We have included the two pictures to illustrate the problems photogeologists sometimes face when drawing a contact line between units. The eastern edge of the mare is used as an example. Throughout most of the area shown the mare is in contact with the plains unit. Characteristically mare material is darker and smoother than plains material. Using the picture on the left in which albedo differences are enhanced because of the relatively high Sun angle, the contact might be drawn as shown. The line is equivocal in places, but, in general, it does satisfactorily separate darker areas from lighter areas. Using the picture on the right, in which surface relief is exaggerated because of very low Sun angle, the contact would be drawn as shown. Some areas dark enough to be mapped as mare in the first picture are here seen to be too roughly textured to be mare. As drawn, the line separates a unit that is both dark and smooth from a unit that is predominantly light and everywhere rugged.

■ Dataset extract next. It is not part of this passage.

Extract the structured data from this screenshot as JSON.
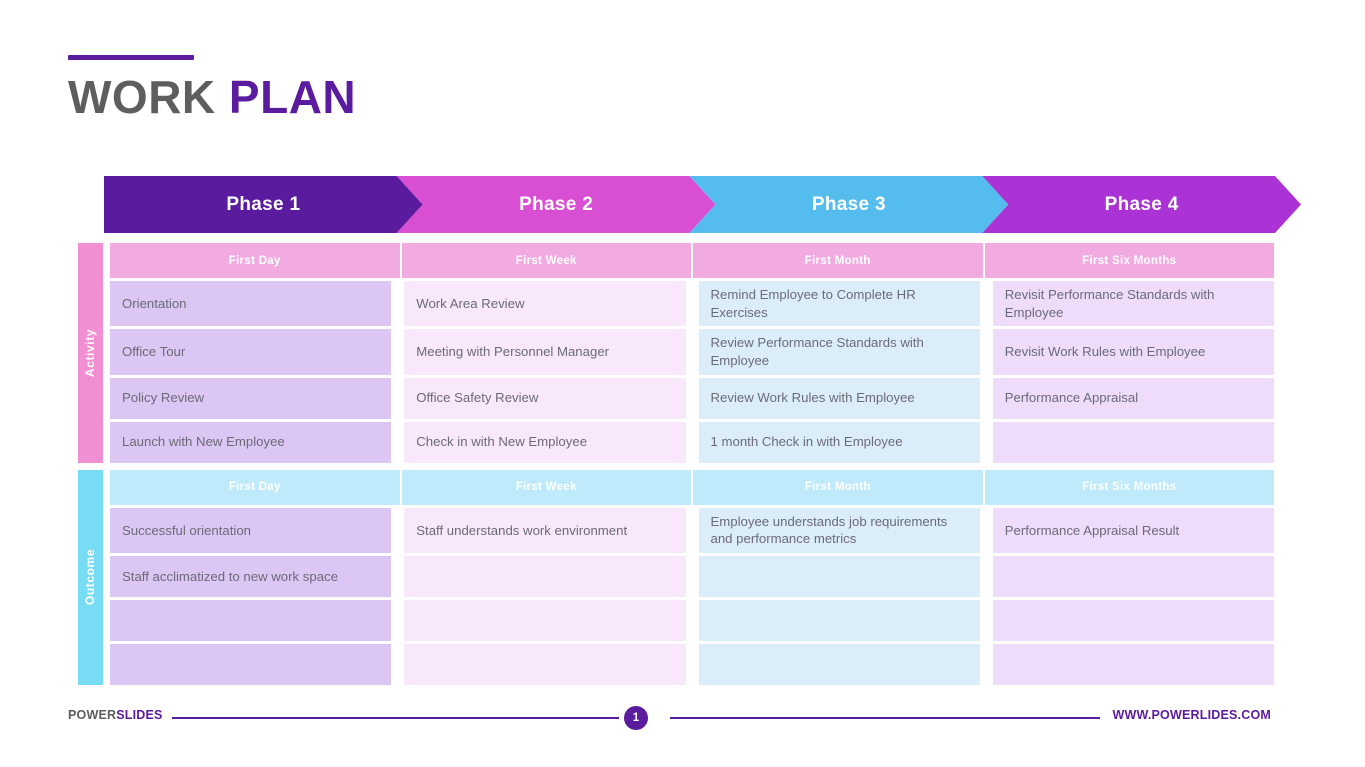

Detailed stereoscopic examination of all available pictures of this area explains why some dark areas within the plains unit should not be classified as mare. In several of them there are structures resembling volcanic outlets (wide arrows on left photo). Similar structures were not found elsewhere within the plains unit. Therefore, it is likely that some if not all the darker areas of the plains are caused by veneers of dark volcanic ejecta so thin that the surface relief of the underlying plains is still visible.
An additional point of interest is the clearly defined sinuous rifle (small arrows in right photo) that extends half the length of the picture; the same rifle is almost invisible in the other picture. -G.W.C.
Report Source: NASA SP-362, Page 74, Figure 64
This web page was created by Francis Ridge
for The Lunascan Project
Section Directory 21